↓

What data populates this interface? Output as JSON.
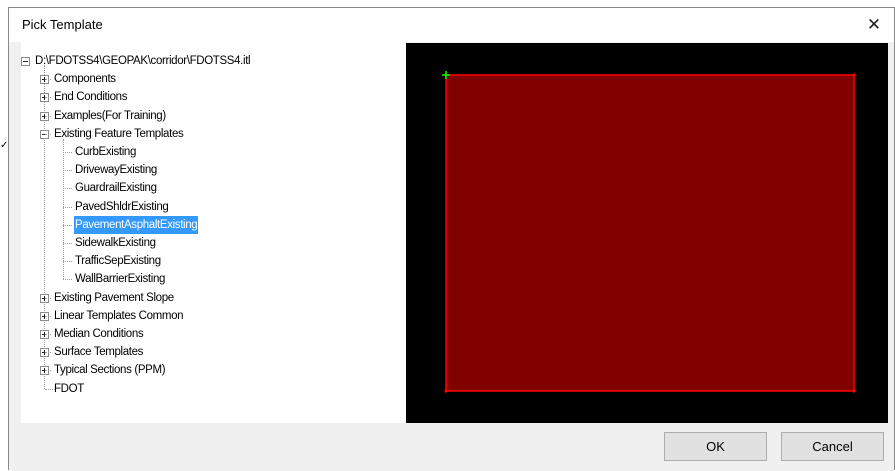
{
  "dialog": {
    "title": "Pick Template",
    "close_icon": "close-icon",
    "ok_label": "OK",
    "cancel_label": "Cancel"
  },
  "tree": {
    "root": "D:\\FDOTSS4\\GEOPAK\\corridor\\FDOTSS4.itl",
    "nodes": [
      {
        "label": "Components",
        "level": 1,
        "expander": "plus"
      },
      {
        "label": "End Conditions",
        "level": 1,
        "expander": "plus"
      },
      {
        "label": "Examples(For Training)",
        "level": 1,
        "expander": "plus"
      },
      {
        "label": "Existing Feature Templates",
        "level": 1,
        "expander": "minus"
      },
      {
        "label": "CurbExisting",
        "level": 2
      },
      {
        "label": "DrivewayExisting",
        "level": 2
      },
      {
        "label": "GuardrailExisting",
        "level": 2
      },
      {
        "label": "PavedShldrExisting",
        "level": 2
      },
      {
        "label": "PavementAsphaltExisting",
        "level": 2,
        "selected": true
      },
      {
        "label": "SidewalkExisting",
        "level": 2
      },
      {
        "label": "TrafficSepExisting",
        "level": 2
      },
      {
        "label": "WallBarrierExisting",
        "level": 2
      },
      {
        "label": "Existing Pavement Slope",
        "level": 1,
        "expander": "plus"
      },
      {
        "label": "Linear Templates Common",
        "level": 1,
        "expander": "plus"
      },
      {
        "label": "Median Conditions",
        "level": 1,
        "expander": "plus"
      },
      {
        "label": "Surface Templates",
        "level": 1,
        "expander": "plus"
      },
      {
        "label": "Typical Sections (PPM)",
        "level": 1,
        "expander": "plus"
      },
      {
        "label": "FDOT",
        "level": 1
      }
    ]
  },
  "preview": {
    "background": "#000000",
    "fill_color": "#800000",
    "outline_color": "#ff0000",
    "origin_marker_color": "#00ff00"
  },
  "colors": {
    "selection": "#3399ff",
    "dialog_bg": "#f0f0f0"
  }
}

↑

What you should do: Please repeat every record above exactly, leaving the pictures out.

Your response:
What data populates this interface? Output as JSON.
{
  "dialog": {
    "title": "Pick Template",
    "close_icon": "close-icon",
    "ok_label": "OK",
    "cancel_label": "Cancel"
  },
  "tree": {
    "root": "D:\\FDOTSS4\\GEOPAK\\corridor\\FDOTSS4.itl",
    "nodes": [
      {
        "label": "Components",
        "level": 1,
        "expander": "plus"
      },
      {
        "label": "End Conditions",
        "level": 1,
        "expander": "plus"
      },
      {
        "label": "Examples(For Training)",
        "level": 1,
        "expander": "plus"
      },
      {
        "label": "Existing Feature Templates",
        "level": 1,
        "expander": "minus"
      },
      {
        "label": "CurbExisting",
        "level": 2
      },
      {
        "label": "DrivewayExisting",
        "level": 2
      },
      {
        "label": "GuardrailExisting",
        "level": 2
      },
      {
        "label": "PavedShldrExisting",
        "level": 2
      },
      {
        "label": "PavementAsphaltExisting",
        "level": 2,
        "selected": true
      },
      {
        "label": "SidewalkExisting",
        "level": 2
      },
      {
        "label": "TrafficSepExisting",
        "level": 2
      },
      {
        "label": "WallBarrierExisting",
        "level": 2
      },
      {
        "label": "Existing Pavement Slope",
        "level": 1,
        "expander": "plus"
      },
      {
        "label": "Linear Templates Common",
        "level": 1,
        "expander": "plus"
      },
      {
        "label": "Median Conditions",
        "level": 1,
        "expander": "plus"
      },
      {
        "label": "Surface Templates",
        "level": 1,
        "expander": "plus"
      },
      {
        "label": "Typical Sections (PPM)",
        "level": 1,
        "expander": "plus"
      },
      {
        "label": "FDOT",
        "level": 1
      }
    ]
  },
  "preview": {
    "background": "#000000",
    "fill_color": "#800000",
    "outline_color": "#ff0000",
    "origin_marker_color": "#00ff00"
  },
  "colors": {
    "selection": "#3399ff",
    "dialog_bg": "#f0f0f0"
  }
}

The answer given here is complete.